After the thrilling sweep of the Angels that announced that the Red Sox’s pitching staff is indeed legit and that the offense was just slumbering before, the Sox now have a great opportunity in front of them to do some serious damage to the hopes of the other AL East teams playoff chances. From now until the end of April, 13 games total, the Red Sox play intradivision rivals.
The Red Sox head to Toronto now for a three-game set against the Blue Jays (Matsuzaka, Wakefield and Tavarez go) and then return home to host the Yankees (Schilling, Beckett and Matsuzaka get the nod) and then the Blue Jays join us for a two-game set. After that, we jet off for two games in Baltimore, then a three-game tango in the Bronx.
At the end of this 13-game dance, the Red Sox may have a comfortable lead in the division.
Consider for a moment that the Blue Jays are missing their starting left-fielder, closer and third-baseman. Reed Johnson hit .319/390/.479 last year and was primed at the age of 30 to finally get over 500 at-bats for the second time in his career, first since 2004. That’s changed, as he’s out until at least July.
Also changing is the removal of closer B.J. Ryan, who Mike Lowell likened to Jonathan Papelbon. There is no refuting the fact that Ryan is an elite closer, and losing Ryan for 4-6 weeks and possibly the season if Tommy John surgery is indeed needed.
Power-hitting third baseman Troy Glaus, who hammered 38 HR in his return to the AL last year, was off to a rousing start before being detained by a sore heel that he has already been sidelined a week with.
The Blue Jays are missing a middle of the order threat, a tablesetter, and a closer. That’s like the Red Sox losing Julio Lugo, Papelbon and Manny Ramirez. The Blue Jays are an excellent club, and this may derail their season, which is a shame because they’ve made tremendous strides as of late. However, if the Red Sox can jump on this and capitalize, it would be one less team to worry about in September. Pennants may not be won in April, but they can certainly be lost.
The Yankees don’t have starting left-fielder Hideki Matsui and they’ve lost starters Chien-Ming Wang, Carl Pavano and Mike Mussina. That doesn’t even factor in Jeff Karstens, who was supposed to open the year in the rotation or bullpen, but is on the DL. Heralded starter/future reliever Humberto Sanchez is on the DL.
This means that the Yankees are slated to pitch Andy Pettitte in the opener and end the series with Double-A 24-year old lefty Chase Wright getting the call. Wright is making his major league debut today against the Cleveland Indians. Last year, as a 23-year old, he pitched in High-A ball with a minuscule 1.88 ERA in 37 games, 12 of them starts, logging 119.2 IP. The year previous, he was in mid-A ball and logged a 3.75 ERA in 144.0 IP. The year before, as a 21-year old in mid-A ball, he had a 5.44 ERA. Quite a turnaround of events in three years!

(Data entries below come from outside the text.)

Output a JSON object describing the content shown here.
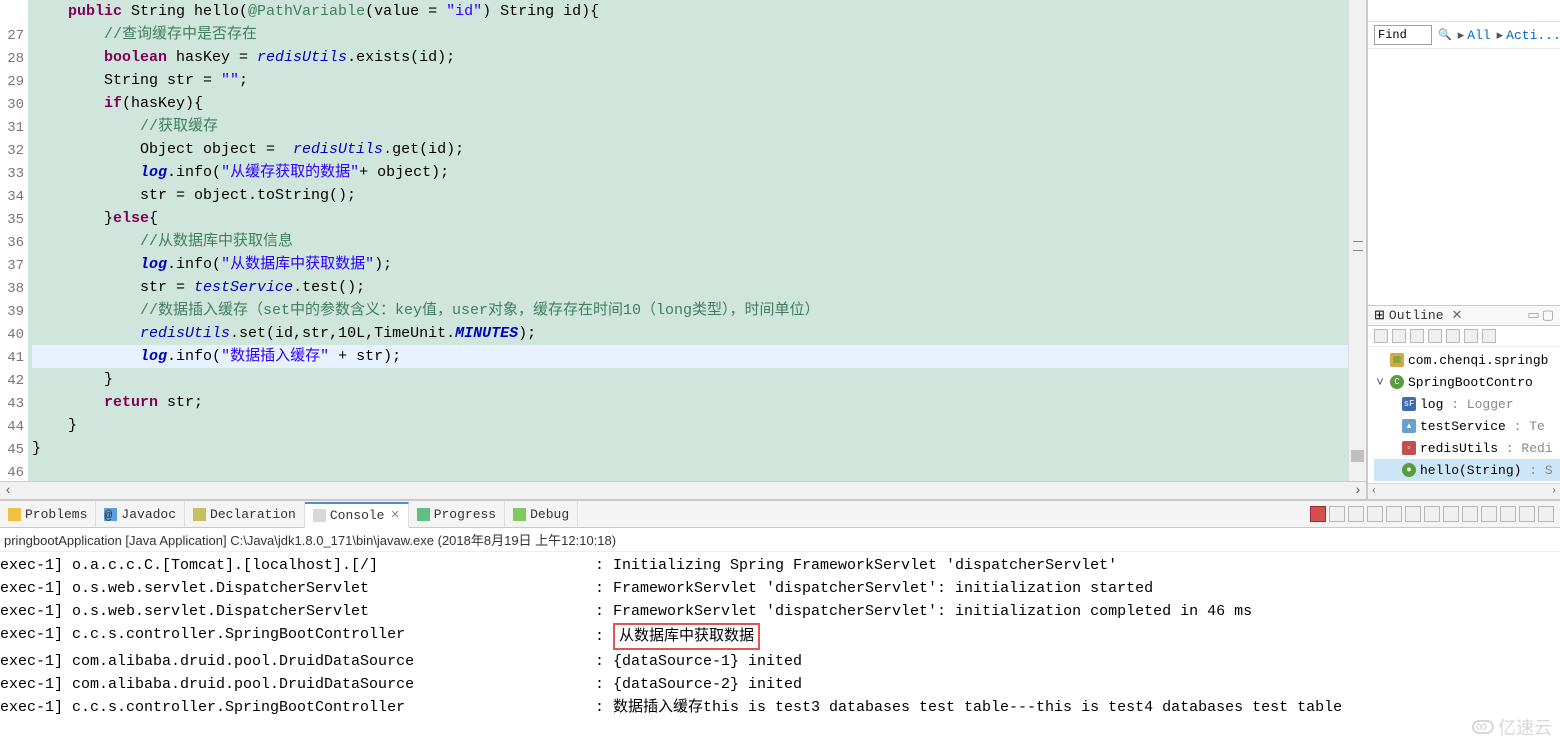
{
  "gutter": [
    "",
    "27",
    "28",
    "29",
    "30",
    "31",
    "32",
    "33",
    "34",
    "35",
    "36",
    "37",
    "38",
    "39",
    "40",
    "41",
    "42",
    "43",
    "44",
    "45",
    "46"
  ],
  "code": {
    "l0a": "    public",
    "l0b": " String hello(",
    "l0c": "@PathVariable",
    "l0d": "(value = ",
    "l0e": "\"id\"",
    "l0f": ") String id){",
    "l1": "        //查询缓存中是否存在",
    "l2a": "        boolean",
    "l2b": " hasKey = ",
    "l2c": "redisUtils",
    "l2d": ".exists(id);",
    "l3a": "        String str = ",
    "l3b": "\"\"",
    "l3c": ";",
    "l4a": "        if",
    "l4b": "(hasKey){",
    "l5": "            //获取缓存",
    "l6a": "            Object object =  ",
    "l6b": "redisUtils",
    "l6c": ".get(id);",
    "l7a": "            ",
    "l7b": "log",
    "l7c": ".info(",
    "l7d": "\"从缓存获取的数据\"",
    "l7e": "+ object);",
    "l8": "            str = object.toString();",
    "l9a": "        }",
    "l9b": "else",
    "l9c": "{",
    "l10": "            //从数据库中获取信息",
    "l11a": "            ",
    "l11b": "log",
    "l11c": ".info(",
    "l11d": "\"从数据库中获取数据\"",
    "l11e": ");",
    "l12a": "            str = ",
    "l12b": "testService",
    "l12c": ".test();",
    "l13": "            //数据插入缓存（set中的参数含义：key值，user对象，缓存存在时间10（long类型），时间单位）",
    "l14a": "            ",
    "l14b": "redisUtils",
    "l14c": ".set(id,str,10L,TimeUnit.",
    "l14d": "MINUTES",
    "l14e": ");",
    "l15a": "            ",
    "l15b": "log",
    "l15c": ".info(",
    "l15d": "\"数据插入缓存\"",
    "l15e": " + str);",
    "l16": "        }",
    "l17a": "        return",
    "l17b": " str;",
    "l18": "    }",
    "l19": "}",
    "l20": ""
  },
  "find": {
    "label": "Find",
    "links": {
      "all": "All",
      "acti": "Acti..."
    }
  },
  "outline": {
    "title": "Outline",
    "pkg": "com.chenqi.springb",
    "cls": "SpringBootContro",
    "f1": "log",
    "f1t": " : Logger",
    "f2": "testService",
    "f2t": " : Te",
    "f3": "redisUtils",
    "f3t": " : Redi",
    "m1": "hello(String)",
    "m1t": " : S"
  },
  "tabs": {
    "problems": "Problems",
    "javadoc": "Javadoc",
    "declaration": "Declaration",
    "console": "Console",
    "progress": "Progress",
    "debug": "Debug"
  },
  "console": {
    "subtitle": "pringbootApplication [Java Application] C:\\Java\\jdk1.8.0_171\\bin\\javaw.exe (2018年8月19日 上午12:10:18)",
    "lines": [
      {
        "p1": "exec-1] o.a.c.c.C.[Tomcat].[localhost].[/]",
        "p2": ": Initializing Spring FrameworkServlet 'dispatcherServlet'"
      },
      {
        "p1": "exec-1] o.s.web.servlet.DispatcherServlet",
        "p2": ": FrameworkServlet 'dispatcherServlet': initialization started"
      },
      {
        "p1": "exec-1] o.s.web.servlet.DispatcherServlet",
        "p2": ": FrameworkServlet 'dispatcherServlet': initialization completed in 46 ms"
      },
      {
        "p1": "exec-1] c.c.s.controller.SpringBootController",
        "p2": ": ",
        "msg": "从数据库中获取数据",
        "hl": true
      },
      {
        "p1": "exec-1] com.alibaba.druid.pool.DruidDataSource",
        "p2": ": {dataSource-1} inited"
      },
      {
        "p1": "exec-1] com.alibaba.druid.pool.DruidDataSource",
        "p2": ": {dataSource-2} inited"
      },
      {
        "p1": "exec-1] c.c.s.controller.SpringBootController",
        "p2": ": 数据插入缓存this is test3 databases test table---this is test4 databases test table"
      }
    ]
  },
  "watermark": "亿速云"
}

Wright leads the AA Eastern League with 19 strikeouts in 14 innings, so he’s been having some success. Pending Pinstripes has this to say: “He